Component data from apps and pages:
_ _ _ _ _ _ _
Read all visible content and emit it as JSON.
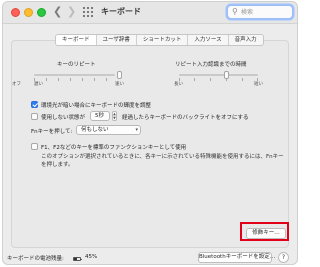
{
  "window": {
    "title": "キーボード",
    "search": {
      "placeholder": "検索",
      "value": ""
    }
  },
  "tabs": [
    {
      "label": "キーボード",
      "active": true
    },
    {
      "label": "ユーザ辞書",
      "active": false
    },
    {
      "label": "ショートカット",
      "active": false
    },
    {
      "label": "入力ソース",
      "active": false
    },
    {
      "label": "音声入力",
      "active": false
    }
  ],
  "key_repeat": {
    "title": "キーのリピート",
    "scale": [
      "オフ",
      "遅い",
      "速い"
    ]
  },
  "repeat_delay": {
    "title": "リピート入力認識までの時間",
    "scale": [
      "長い",
      "短い"
    ]
  },
  "options": {
    "adjust_brightness": {
      "label": "環境光が暗い場合にキーボードの輝度を調整",
      "checked": true
    },
    "backlight_off": {
      "label_before": "使用しない状態が",
      "duration": "5秒",
      "label_after": "経過したらキーボードのバックライトをオフにする",
      "checked": false
    },
    "fn_key": {
      "label": "Fnキーを押して:",
      "value": "何もしない"
    },
    "function_keys": {
      "label": "F1、F2などのキーを標準のファンクションキーとして使用",
      "description_1": "このオプションが選択されているときに、各キーに示されている特殊機能を使用するには、Fnキー",
      "description_2": "を押します。",
      "checked": false
    }
  },
  "buttons": {
    "modifier_keys": "修飾キー…",
    "bluetooth_setup": "Bluetoothキーボードを設定…",
    "help": "?"
  },
  "footer": {
    "battery_label": "キーボードの電池残量:",
    "battery_level": "45%"
  },
  "colors": {
    "accent": "#2f7cf6",
    "highlight_box": "#e3001b"
  }
}
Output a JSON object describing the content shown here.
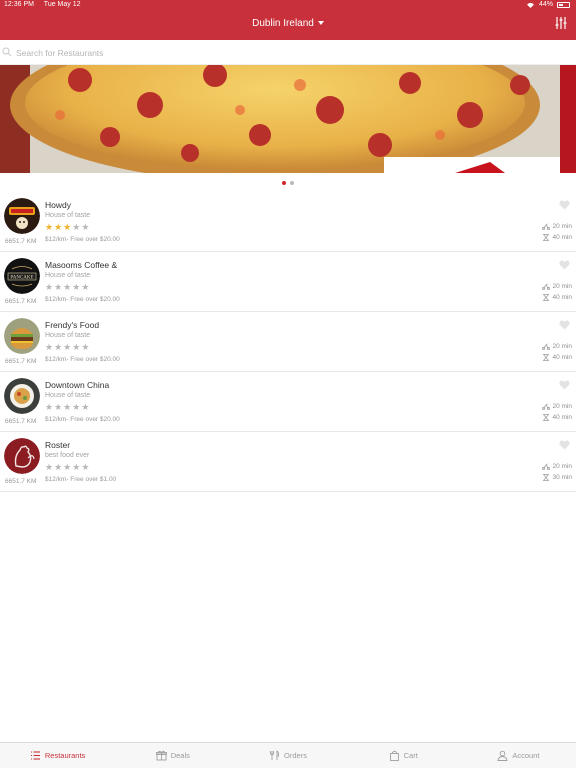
{
  "status_bar": {
    "time": "12:36 PM",
    "date": "Tue May 12",
    "battery": "44%"
  },
  "header": {
    "location": "Dublin Ireland",
    "filter_icon": "sliders-icon",
    "accent_color": "#c8313b"
  },
  "search": {
    "placeholder": "Search for Restaurants",
    "value": ""
  },
  "banner": {
    "image": "pizza-photo",
    "pages": 2,
    "current_page": 1
  },
  "restaurants": [
    {
      "name": "Howdy",
      "tagline": "House of taste",
      "rating": 3,
      "distance": "6651.7 KM",
      "fee": "$12/km- Free over $20.00",
      "delivery_time": "20 min",
      "pickup_time": "40 min",
      "logo": "howdy-logo"
    },
    {
      "name": "Masooms Coffee &",
      "tagline": "House of taste",
      "rating": 0,
      "distance": "6651.7 KM",
      "fee": "$12/km- Free over $20.00",
      "delivery_time": "20 min",
      "pickup_time": "40 min",
      "logo": "pancake-logo"
    },
    {
      "name": "Frendy's Food",
      "tagline": "House of taste",
      "rating": 0,
      "distance": "6651.7 KM",
      "fee": "$12/km- Free over $20.00",
      "delivery_time": "20 min",
      "pickup_time": "40 min",
      "logo": "burger-logo"
    },
    {
      "name": "Downtown China",
      "tagline": "House of taste",
      "rating": 0,
      "distance": "6651.7 KM",
      "fee": "$12/km- Free over $20.00",
      "delivery_time": "20 min",
      "pickup_time": "40 min",
      "logo": "noodle-bowl-logo"
    },
    {
      "name": "Roster",
      "tagline": "best food ever",
      "rating": 0,
      "distance": "6651.7 KM",
      "fee": "$12/km- Free over $1.00",
      "delivery_time": "20 min",
      "pickup_time": "30 min",
      "logo": "rooster-logo"
    }
  ],
  "tabs": [
    {
      "label": "Restaurants",
      "icon": "list-icon",
      "active": true
    },
    {
      "label": "Deals",
      "icon": "gift-icon",
      "active": false
    },
    {
      "label": "Orders",
      "icon": "cutlery-icon",
      "active": false
    },
    {
      "label": "Cart",
      "icon": "bag-icon",
      "active": false
    },
    {
      "label": "Account",
      "icon": "user-icon",
      "active": false
    }
  ]
}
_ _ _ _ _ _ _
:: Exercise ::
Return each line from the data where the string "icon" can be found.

:: Output below ::
    "filter_icon": "sliders-icon",
      "icon": "list-icon",
      "icon": "gift-icon",
      "icon": "cutlery-icon",
      "icon": "bag-icon",
      "icon": "user-icon",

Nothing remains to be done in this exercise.